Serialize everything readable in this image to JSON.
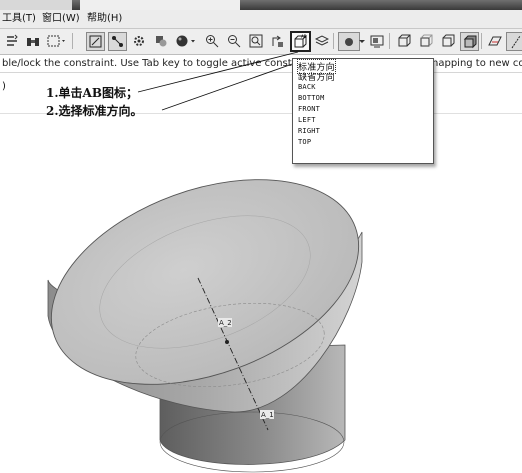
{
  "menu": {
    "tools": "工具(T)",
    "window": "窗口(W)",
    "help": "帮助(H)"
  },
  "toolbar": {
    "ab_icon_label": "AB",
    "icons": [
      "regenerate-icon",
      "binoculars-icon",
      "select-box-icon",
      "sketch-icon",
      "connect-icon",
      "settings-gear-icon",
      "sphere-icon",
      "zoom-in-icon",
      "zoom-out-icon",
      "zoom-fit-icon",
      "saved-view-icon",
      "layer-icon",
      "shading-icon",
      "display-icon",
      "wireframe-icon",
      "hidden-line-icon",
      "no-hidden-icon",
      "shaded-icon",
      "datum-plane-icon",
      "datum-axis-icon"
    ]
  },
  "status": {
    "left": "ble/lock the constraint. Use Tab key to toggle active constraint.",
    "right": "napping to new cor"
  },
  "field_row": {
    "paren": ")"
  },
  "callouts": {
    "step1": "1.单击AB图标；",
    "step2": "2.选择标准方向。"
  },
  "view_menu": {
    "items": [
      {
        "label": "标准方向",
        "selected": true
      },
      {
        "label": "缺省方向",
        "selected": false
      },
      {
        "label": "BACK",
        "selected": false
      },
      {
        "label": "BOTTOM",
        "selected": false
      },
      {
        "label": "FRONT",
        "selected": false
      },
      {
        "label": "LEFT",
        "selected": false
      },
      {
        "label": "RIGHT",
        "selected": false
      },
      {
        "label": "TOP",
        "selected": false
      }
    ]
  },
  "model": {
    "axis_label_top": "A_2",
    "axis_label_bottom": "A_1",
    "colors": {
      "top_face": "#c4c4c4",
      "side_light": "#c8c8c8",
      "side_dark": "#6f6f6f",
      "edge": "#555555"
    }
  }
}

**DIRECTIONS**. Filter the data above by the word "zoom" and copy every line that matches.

**EXERCISE RESULT**.
      "zoom-in-icon",
      "zoom-out-icon",
      "zoom-fit-icon",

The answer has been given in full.